Mr Ayres said the decision to increase police numbers was an operational matter for NSW Police, but added: “I expect, like any Friday or Saturday night, people will be able to see a visible police presence.”
A NSW Police spokeswoman said the force “remains committed to ensuring the safety and security of the community in responding to alcohol-related crime”.
The NSW government last year announced the changes would remove the 1.30am last entry for all venues in Sydney’s CBD including Oxford Street. But the laws will remain in place in Kings Cross.
Last drinks will be served at 3.30am – in line with live music venues in Sydney as well as cities such as Los Angeles, New York and Singapore.
Bottleshops will also be able to stay open across NSW until midnight from Monday to Saturday and 11pm on Sunday, after the state government adopted many of the recommendations of the parliamentary inquiry into Sydney’s night-time economy.

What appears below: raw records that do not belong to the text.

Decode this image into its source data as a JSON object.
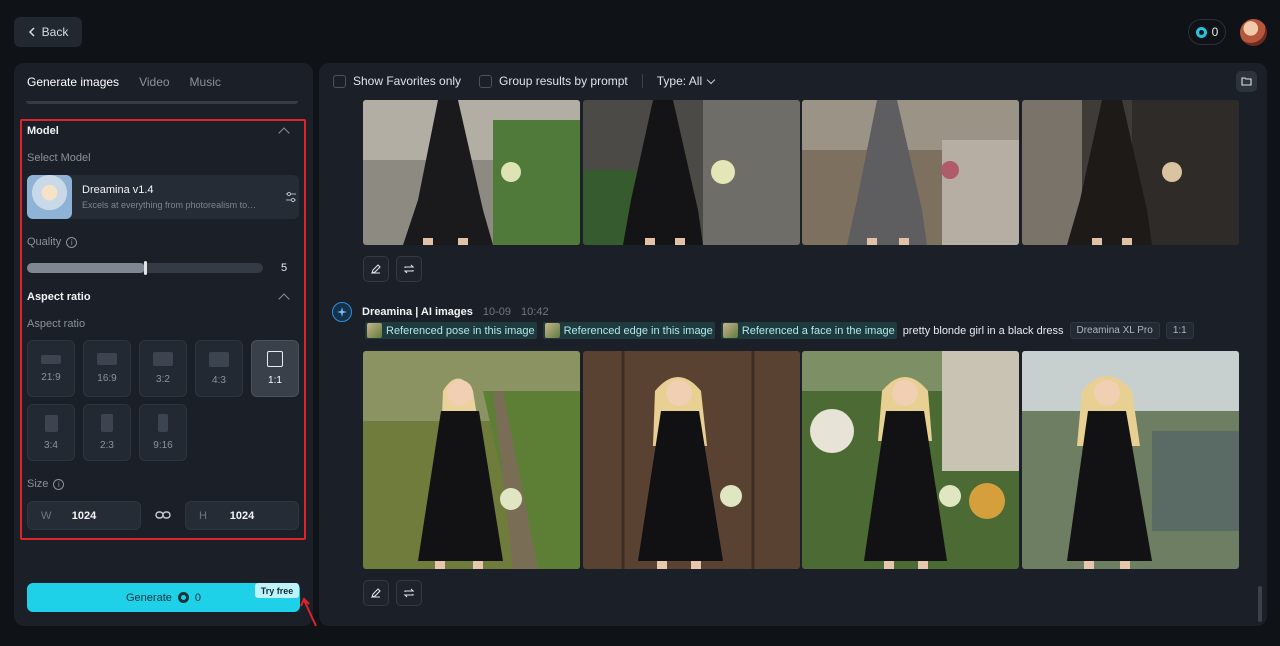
{
  "header": {
    "back_label": "Back",
    "credits": "0"
  },
  "left_panel": {
    "tabs": [
      {
        "label": "Generate images",
        "active": true
      },
      {
        "label": "Video",
        "active": false
      },
      {
        "label": "Music",
        "active": false
      }
    ],
    "model_section": {
      "title": "Model",
      "select_label": "Select Model",
      "model_name": "Dreamina v1.4",
      "model_desc": "Excels at everything from photorealism to painterly styles"
    },
    "quality": {
      "label": "Quality",
      "value": "5",
      "fraction": 0.5
    },
    "aspect_section": {
      "title": "Aspect ratio",
      "label": "Aspect ratio",
      "ratios": [
        {
          "label": "21:9",
          "active": false
        },
        {
          "label": "16:9",
          "active": false
        },
        {
          "label": "3:2",
          "active": false
        },
        {
          "label": "4:3",
          "active": false
        },
        {
          "label": "1:1",
          "active": true
        },
        {
          "label": "3:4",
          "active": false
        },
        {
          "label": "2:3",
          "active": false
        },
        {
          "label": "9:16",
          "active": false
        }
      ]
    },
    "size": {
      "label": "Size",
      "w_letter": "W",
      "w_value": "1024",
      "h_letter": "H",
      "h_value": "1024"
    },
    "generate": {
      "label": "Generate",
      "cost": "0",
      "badge": "Try free"
    },
    "highlight_color": "#e0222b"
  },
  "right_panel": {
    "toolbar": {
      "favorites_label": "Show Favorites only",
      "group_label": "Group results by prompt",
      "type_label": "Type: All"
    },
    "generation": {
      "title": "Dreamina | AI images",
      "date": "10-09",
      "time": "10:42",
      "refs": [
        "Referenced pose in this image",
        "Referenced edge in this image",
        "Referenced a face in the image"
      ],
      "prompt": "pretty blonde girl in a black dress",
      "model_tag": "Dreamina XL Pro",
      "ratio_tag": "1:1"
    }
  },
  "accent_color": "#1fd1e8"
}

Small bars across NSW will be permitted to increase their patron capacity from 100 to 120.
Premier Gladys Berejiklian said in November she wanted revellers to be safe and did not want a return of drunken violence on the streets that prompted the introduction of the laws in 2014.
“This isn’t about flicking a switch and going back to Sydney five years ago, no-one wants to go back to the way it was five years ago,” Mr Ayres said.
The relaxation of the laws will be reviewed in 12 months. The decision to scrap the lockout laws, following a parliamentary inquiry into Sydney’s night-time economy, has been hotly debated.
A NSW Ambulance spokesman said it would continue to deploy resources “as normal”, but St Vincent’s Hospital in Darlinghurst is expecting a rise in alcohol-related injuries owing to the increased trading hours.
“It might not happen overnight, but the evidence on providing greater access to alcohol leading to more alcohol-related harms suggests that’s what we will see in the coming weeks and months,” hospital spokesman David Faktor said.
“As we made clear when opposing these increased trading hours, we are concerned we will see increases in serious head injuries stemming from assaults right through to more minor injuries from falls by revellers who will now be drinking for longer and will be more intoxicated.”
Mr Faktor said medical professionals were particularly worried that extended bottle shop hours across the state would trigger an increase in alcohol-related domestic violence and abuse.
“NSW has a big problem with domestic and family violence, particularly in the bush, and so it’s health facilities across the state that will likely be experiencing more presentations stemming from domestic assaults exacerbated by alcohol,” he said.
Megan Gorrey is the Urban Affairs reporter at The Sydney Morning Herald.
Andrew Taylor is a Senior Reporter for The Sydney Morning Herald.